Here is part two of my How to Design series, this time the focus is exclusively on bedroom interior design. If you’re designing your own bedroom, a bedroom for your children or for guests, it should be a calm and relaxing space where you can feel comfortable relaxing at the end of the day, and feel good waking up the next morning.
Whether you’re renovating or starting from scratch, let me help guide you through the process of designing a bedroom, while achieving a cohesive high-end outcome.
Bedroom Interior Design: Starting from Scratch
If you’re building your own dream home, creating the perfect bedroom has many different layers to it. Your architect will plan and create the bedroom space, the ceiling height and the position of windows and doors will be determined with consideration to the overall design of the house, and included can be any additional features such as a walk-in robe, built-in cupboards, electrical points etc.
The architect is considering the aesthetic appeal of the home both inside and out when deciding where to place windows. As an interior designer, I am considering how to curate the internal space. You may find that changing the style/size of the window, maybe full length to the floor, would allow for more natural light in the bedroom, or that removing a potential window would provide a more suitable wall for the bed to be set against.
Our influence at this stage is still important, as we consider elements such as the placement of the bed, which will dictate more intricate details such as where to place power sockets or appropriate light fixtures or switches.

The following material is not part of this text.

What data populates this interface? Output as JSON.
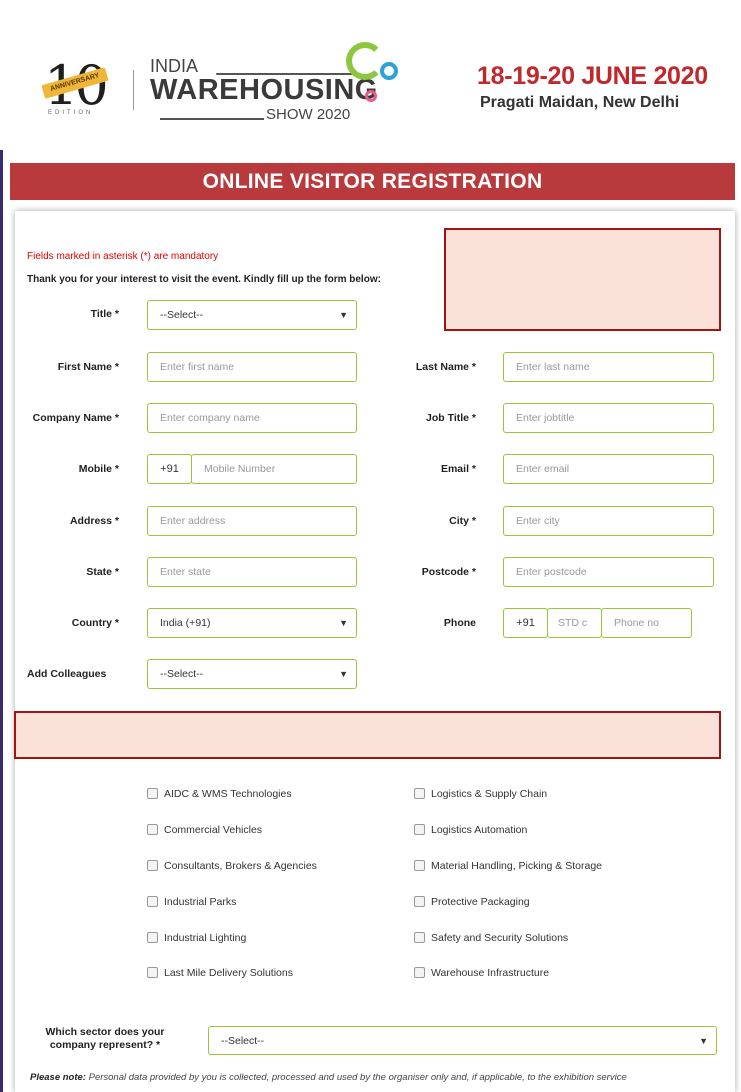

Getting everything right the first time.
Bedroom Interior Design: Renovator Recommendations
If you’re in the process of renovating your bedroom, the starting point is to understand how to make the most out of the space, what will work best and if there is potential for change.
In older homes, the placement of power sockets can be impractical for what you wish to achieve, but if the space is undergoing extensive renovations it gives you the opportunity to correct any issues. For example, you have more leeway to chase electrics if you’re renovating and have the opportunity to repair the damage afterwards.
As with any bedroom, the starting point of the design is where to place the bed, and then work from there. When renovating, consider where all of the elements already are within the space – the door/s, window, any existing joinery or features such as a fireplace. What do you need to change to make the space work?
Bedroom Interior Design: Cohesive Design
As an interior designer, nothing is designed in isolation. From the colour of the walls to the flooring, curtains and blinds, to the bedroom furniture and lighting, there are so many different elements to consider when designing a bedroom.
My personal preference is soft, calming colours in bedrooms. But such a personal space should reflect your own personality, and for some people colour or pattern is a very important part of this. Once you’ve carefully chosen your colour selection you can begin to incorporate this into elements such as the paint colours that you use, wallpaper, carpet, cushions or curtains.
Starting with the bed of course – I recommend to my clients a Sealey mattress or Sealey ensemble, and then we work from there. Sometimes both the bedhead and base will be upholstered (in a contemporary or new home), other times we may use a soft valance with pleats, which would work well in a more traditional style space.
The bedhead has to connect to the style of the room and of the house, providing countless amount of fabric options, styles and shapes. Then to complete this centrepiece, I recommend white linen for bedding, with maybe a throw or blanket to add some colour or texture.
Although a bedroom is for sleeping in, there are other important elements to consider within the space – storage for clothes (built-in wardrobes, free-standing wardrobe, chest of drawers), seating (lounge, chair, whatever suits the space) as in a bedroom it’s both attractive and practical, and bedside tables.
Deciding on the bedside tables for your bedroom design can be a lot of fun. They can be built into the wall and ‘floating’ or standalone. They come in a variety of different shapes, sizes and finishes, from timber to marble. They don’t necessarily have to match either, and this can create an interesting feel to your room. Work out how much space you have, and go from there.
Bedroom Interior Design: The Details
As we drill down to the details, each individual element still needs to be carefully planned and considered to ensure a cohesive design outcome. Here are some interior designer tips.
Dressing Bedroom Windows
As these are your bedroom windows, you will want to consider not only how your windows look, but the privacy they provide as well as helping to block out sunlight (the same goes for doors in the bedroom).
Block-out blinds/curtains work particularly well for bedroom windows, especially when coupled with a sheer layer, whether a blind or curtain for privacy during the day and curtains to add a design element to the window while blocking the sun even further. (See ‘A window of opportunity’).
In the bedroom, there should be architectural lighting in the form of ceiling lighting, which has a practical purpose in the space (but could be on a dimmer switch). There is also other lighting to consider in the bedroom, such as ambient lighting or reading lights. A reading light next to the bed could be a pendant next to the bed, a wall light or a table lamp. Consider each of these smaller details within your overall bedroom design.
For bedrooms that have a timber floor, I would always recommend a rug beneath the bed; this is much nicer to step onto each morning. Like a bed on a little island. If you’re been renovating your bedroom in an older home and have a standalone air conditioning unit, to ensure a high-end finish this can be hidden/disguised by clever joinery.